verb (used without object), med·dled, med·dling.
Origin of meddle
Synonyms for meddle
Examples from the Web for meddler
Historical Examples of meddler
Nobody must tell me I'm a meddler, butting in where I have no business.The Woman Thou Gavest Me
You chose to reject my love and invite that meddler Sedgwick into our affairs.The Pirate of Panama
William MacLeod Raine
A meddler is always a muddler;' how well I remember her saying that.Doctor Luttrell's First Patient
Rosa Nouchette Carey
The managers of big business attributed the panic to "Theodore the Meddler."The New Nation

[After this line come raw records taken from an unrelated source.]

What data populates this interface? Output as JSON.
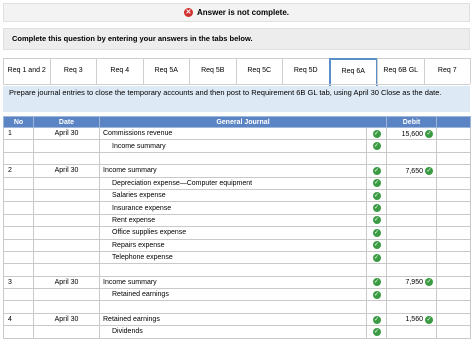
{
  "status": {
    "text": "Answer is not complete."
  },
  "instruction": "Complete this question by entering your answers in the tabs below.",
  "tabs": [
    "Req 1 and 2",
    "Req 3",
    "Req 4",
    "Req 5A",
    "Req 5B",
    "Req 5C",
    "Req 5D",
    "Req 6A",
    "Req 6B GL",
    "Req 7"
  ],
  "active_tab": "Req 6A",
  "description": "Prepare journal entries to close the temporary accounts and then post to Requirement 6B GL tab, using April 30 Close as the date.",
  "table": {
    "headers": {
      "no": "No",
      "date": "Date",
      "journal": "General Journal",
      "debit": "Debit"
    },
    "rows": [
      {
        "no": "1",
        "date": "April 30",
        "account": "Commissions revenue",
        "indent": false,
        "debit": "15,600",
        "check": true
      },
      {
        "no": "",
        "date": "",
        "account": "Income summary",
        "indent": true,
        "debit": "",
        "check": true
      },
      {
        "no": "",
        "date": "",
        "account": "",
        "indent": false,
        "debit": "",
        "check": false
      },
      {
        "no": "2",
        "date": "April 30",
        "account": "Income summary",
        "indent": false,
        "debit": "7,650",
        "check": true
      },
      {
        "no": "",
        "date": "",
        "account": "Depreciation expense—Computer equipment",
        "indent": true,
        "debit": "",
        "check": true
      },
      {
        "no": "",
        "date": "",
        "account": "Salaries expense",
        "indent": true,
        "debit": "",
        "check": true
      },
      {
        "no": "",
        "date": "",
        "account": "Insurance expense",
        "indent": true,
        "debit": "",
        "check": true
      },
      {
        "no": "",
        "date": "",
        "account": "Rent expense",
        "indent": true,
        "debit": "",
        "check": true
      },
      {
        "no": "",
        "date": "",
        "account": "Office supplies expense",
        "indent": true,
        "debit": "",
        "check": true
      },
      {
        "no": "",
        "date": "",
        "account": "Repairs expense",
        "indent": true,
        "debit": "",
        "check": true
      },
      {
        "no": "",
        "date": "",
        "account": "Telephone expense",
        "indent": true,
        "debit": "",
        "check": true
      },
      {
        "no": "",
        "date": "",
        "account": "",
        "indent": false,
        "debit": "",
        "check": false
      },
      {
        "no": "3",
        "date": "April 30",
        "account": "Income summary",
        "indent": false,
        "debit": "7,950",
        "check": true
      },
      {
        "no": "",
        "date": "",
        "account": "Retained earnings",
        "indent": true,
        "debit": "",
        "check": true
      },
      {
        "no": "",
        "date": "",
        "account": "",
        "indent": false,
        "debit": "",
        "check": false
      },
      {
        "no": "4",
        "date": "April 30",
        "account": "Retained earnings",
        "indent": false,
        "debit": "1,560",
        "check": true
      },
      {
        "no": "",
        "date": "",
        "account": "Dividends",
        "indent": true,
        "debit": "",
        "check": true
      }
    ]
  },
  "colors": {
    "header": "#5b84c4",
    "check": "#3a9b43",
    "error": "#d0312d",
    "desc_bg": "#dde9f5"
  }
}
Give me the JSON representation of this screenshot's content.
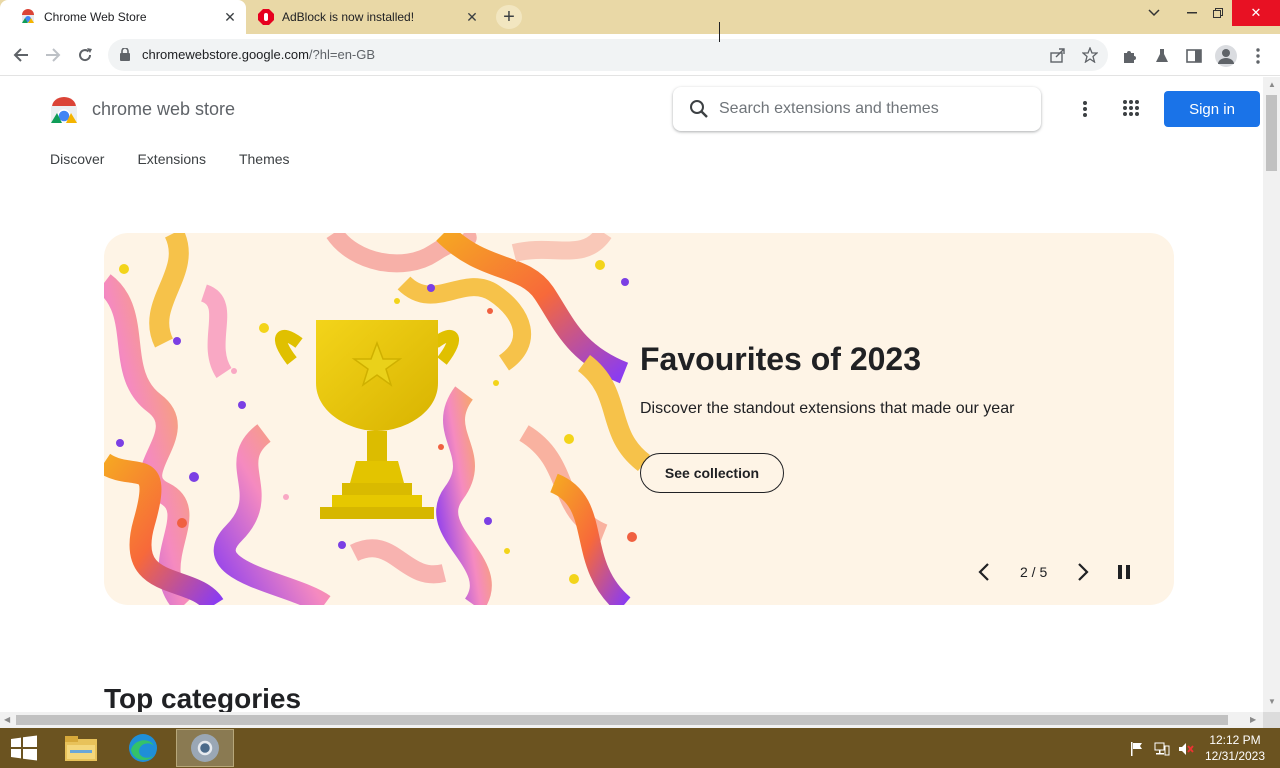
{
  "browser": {
    "tabs": [
      {
        "title": "Chrome Web Store",
        "active": true
      },
      {
        "title": "AdBlock is now installed!",
        "active": false
      }
    ],
    "new_tab_label": "+",
    "url_host": "chromewebstore.google.com",
    "url_rest": "/?hl=en-GB"
  },
  "header": {
    "brand": "chrome web store",
    "search_placeholder": "Search extensions and themes",
    "sign_in": "Sign in"
  },
  "nav": {
    "items": [
      "Discover",
      "Extensions",
      "Themes"
    ]
  },
  "hero": {
    "title": "Favourites of 2023",
    "subtitle": "Discover the standout extensions that made our year",
    "button": "See collection",
    "counter": "2 / 5"
  },
  "sections": {
    "top_categories": "Top categories"
  },
  "taskbar": {
    "time": "12:12 PM",
    "date": "12/31/2023"
  },
  "colors": {
    "accent": "#1a73e8",
    "hero_bg": "#fef4e6",
    "titlebar": "#e9d8a6",
    "taskbar": "#6b5320"
  }
}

Frederic L. Paxson
You are as far as possible from a meddler: your fault is that you keep too much to yourself.A Pessimist
Word Origin for meddle
late 14c., "practitioner," agent noun from meddle (v.). Meaning "one who interferes, a nuisance" is mid-15c.
early 14c., "to mingle, blend, mix," from Old North French medler (Old French mesler, 12c., Modern French mêler) "to mix, mingle, to meddle," from Vulgar Latin *misculare (source of Provençal mesclar, Spanish mezclar, Italian mescolare, meschiare), from Latin miscere "to mix" (see mix (v.)). From late 14c. as "busy oneself, be concerned with, engage in;" also disparagingly "interfere, be officious, make a nuisance of oneself" (the notion is of meddling too much). From mid-14c. to 1700, it also was a euphemism for "have sexual intercourse." Related: Meddled; meddling.